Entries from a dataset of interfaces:
<<<<
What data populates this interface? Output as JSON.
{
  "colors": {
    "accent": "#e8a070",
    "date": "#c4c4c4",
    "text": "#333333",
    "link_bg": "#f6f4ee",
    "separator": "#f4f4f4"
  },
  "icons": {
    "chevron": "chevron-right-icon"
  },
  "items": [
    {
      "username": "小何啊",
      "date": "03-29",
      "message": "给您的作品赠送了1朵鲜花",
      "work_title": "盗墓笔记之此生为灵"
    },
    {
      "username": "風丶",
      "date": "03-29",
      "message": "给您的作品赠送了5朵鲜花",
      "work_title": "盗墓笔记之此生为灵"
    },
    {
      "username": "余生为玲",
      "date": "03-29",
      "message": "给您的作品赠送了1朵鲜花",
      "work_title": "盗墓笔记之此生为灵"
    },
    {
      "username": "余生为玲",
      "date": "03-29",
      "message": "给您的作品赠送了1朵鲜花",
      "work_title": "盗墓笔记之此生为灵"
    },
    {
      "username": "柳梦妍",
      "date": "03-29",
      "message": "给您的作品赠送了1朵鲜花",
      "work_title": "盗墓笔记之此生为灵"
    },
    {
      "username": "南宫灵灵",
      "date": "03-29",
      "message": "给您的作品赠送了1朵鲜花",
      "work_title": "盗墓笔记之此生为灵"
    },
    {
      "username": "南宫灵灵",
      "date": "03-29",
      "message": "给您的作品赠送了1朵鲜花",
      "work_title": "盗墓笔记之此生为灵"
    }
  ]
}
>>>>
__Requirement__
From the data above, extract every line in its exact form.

__Exercise response__
What data populates this interface? Output as JSON.
{
  "colors": {
    "accent": "#e8a070",
    "date": "#c4c4c4",
    "text": "#333333",
    "link_bg": "#f6f4ee",
    "separator": "#f4f4f4"
  },
  "icons": {
    "chevron": "chevron-right-icon"
  },
  "items": [
    {
      "username": "小何啊",
      "date": "03-29",
      "message": "给您的作品赠送了1朵鲜花",
      "work_title": "盗墓笔记之此生为灵"
    },
    {
      "username": "風丶",
      "date": "03-29",
      "message": "给您的作品赠送了5朵鲜花",
      "work_title": "盗墓笔记之此生为灵"
    },
    {
      "username": "余生为玲",
      "date": "03-29",
      "message": "给您的作品赠送了1朵鲜花",
      "work_title": "盗墓笔记之此生为灵"
    },
    {
      "username": "余生为玲",
      "date": "03-29",
      "message": "给您的作品赠送了1朵鲜花",
      "work_title": "盗墓笔记之此生为灵"
    },
    {
      "username": "柳梦妍",
      "date": "03-29",
      "message": "给您的作品赠送了1朵鲜花",
      "work_title": "盗墓笔记之此生为灵"
    },
    {
      "username": "南宫灵灵",
      "date": "03-29",
      "message": "给您的作品赠送了1朵鲜花",
      "work_title": "盗墓笔记之此生为灵"
    },
    {
      "username": "南宫灵灵",
      "date": "03-29",
      "message": "给您的作品赠送了1朵鲜花",
      "work_title": "盗墓笔记之此生为灵"
    }
  ]
}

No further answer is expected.